A lecturer leaves Rhode Island following his recent divorce to gather his thoughts in Buenos Aires. Here he stays at a guest house run by Enrique. While sitting in a cafe, the lecturer witnesses Enrique becoming drenched by the previous night’s rain as it is unleashed from the cafe’s unfurling canopy. This comic incident sets in motion four surreal episodes related directly or indirectly to Enrique’s past. Together they form a hymn to the potential richness of each seemingly insignificant moment.

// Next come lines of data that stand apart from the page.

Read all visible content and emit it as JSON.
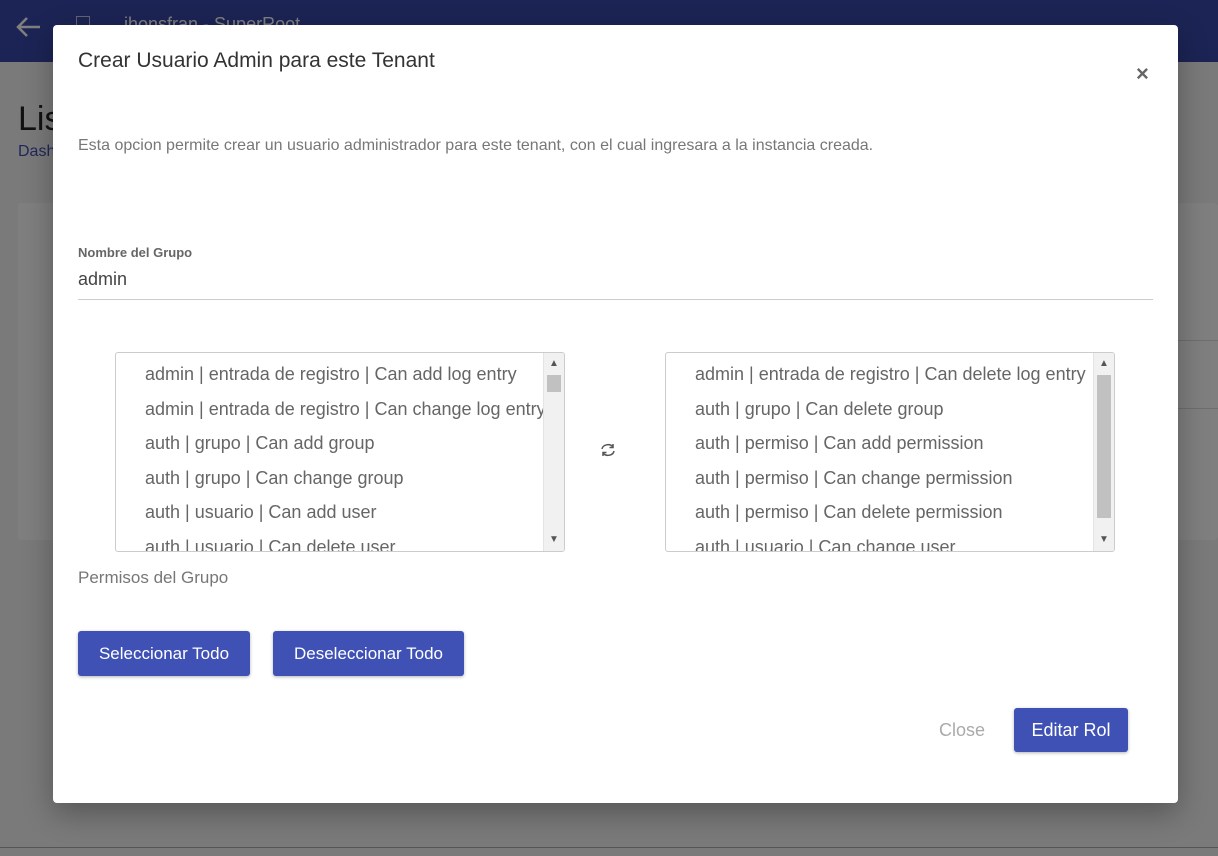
{
  "app": {
    "brand": "jhonsfran - SuperRoot",
    "page_title": "Lis",
    "breadcrumb": "Dash"
  },
  "modal": {
    "title": "Crear Usuario Admin para este Tenant",
    "close_glyph": "×",
    "description": "Esta opcion permite crear un usuario administrador para este tenant, con el cual ingresara a la instancia creada.",
    "group_name_label": "Nombre del Grupo",
    "group_name_value": "admin",
    "permissions_helper": "Permisos del Grupo",
    "available_permissions": [
      "admin | entrada de registro | Can add log entry",
      "admin | entrada de registro | Can change log entry",
      "auth | grupo | Can add group",
      "auth | grupo | Can change group",
      "auth | usuario | Can add user",
      "auth | usuario | Can delete user"
    ],
    "selected_permissions": [
      "admin | entrada de registro | Can delete log entry",
      "auth | grupo | Can delete group",
      "auth | permiso | Can add permission",
      "auth | permiso | Can change permission",
      "auth | permiso | Can delete permission",
      "auth | usuario | Can change user"
    ],
    "swap_icon": "swap-icon",
    "buttons": {
      "select_all": "Seleccionar Todo",
      "deselect_all": "Deseleccionar Todo",
      "close": "Close",
      "submit": "Editar Rol"
    }
  },
  "colors": {
    "primary": "#3f51b5",
    "topbar": "#3949ab"
  }
}
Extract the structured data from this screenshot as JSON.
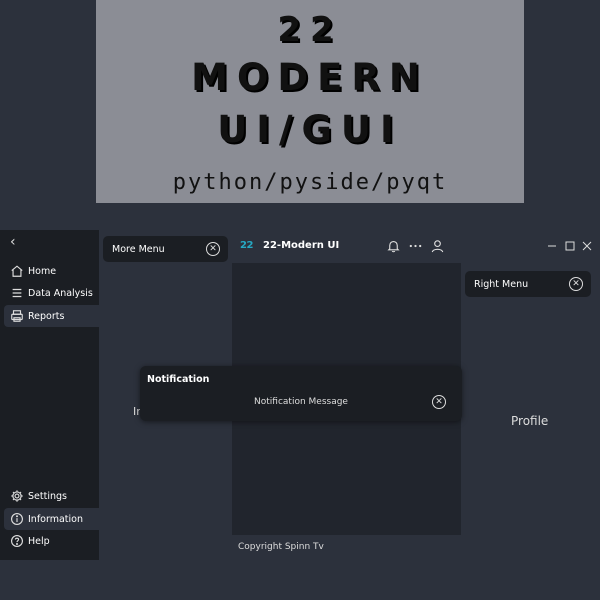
{
  "banner": {
    "line1": "22",
    "line2": "MODERN",
    "line3": "UI/GUI",
    "subtitle": "python/pyside/pyqt"
  },
  "sidebar": {
    "collapse_glyph": "‹",
    "items": [
      {
        "label": "Home",
        "icon": "home-icon"
      },
      {
        "label": "Data Analysis",
        "icon": "list-icon"
      },
      {
        "label": "Reports",
        "icon": "printer-icon",
        "active": true
      }
    ],
    "bottom_items": [
      {
        "label": "Settings",
        "icon": "gear-icon"
      },
      {
        "label": "Information",
        "icon": "info-icon",
        "active": true
      },
      {
        "label": "Help",
        "icon": "help-icon"
      }
    ]
  },
  "more_menu": {
    "title": "More Menu",
    "clipped_text": "Ir"
  },
  "titlebar": {
    "logo": "22",
    "title": "22-Modern UI",
    "icons": [
      "bell-icon",
      "more-icon",
      "user-icon",
      "minimize-icon",
      "maximize-icon",
      "close-icon"
    ]
  },
  "right_menu": {
    "title": "Right Menu",
    "profile": "Profile"
  },
  "footer": {
    "copyright": "Copyright Spinn Tv"
  },
  "notification": {
    "title": "Notification",
    "message": "Notification Message"
  },
  "colors": {
    "bg": "#2c313c",
    "sidebar": "#1b1e23",
    "content": "#21252d",
    "accent": "#26a8c3",
    "banner": "#8b8d95"
  }
}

The Divorce is not really about divorce. Now translated into English for the first time, the Argentine writer César Aira’s 2010 novella is a scintillating exercise in abstraction in which the most minor details take on cosmic proportions. Physical laws are broken too: when a fire breaks out at Enrique’s boarding school, its pupils seek refuge in a scale model of the college and are saved by the ‘sudden change of dimensions’. Along the way we meet a cast of absurd characters, from a reclusive, shed-dwelling sculptor to the god Krishna re-embodied as an irritatingly simple child. It is no surprise when we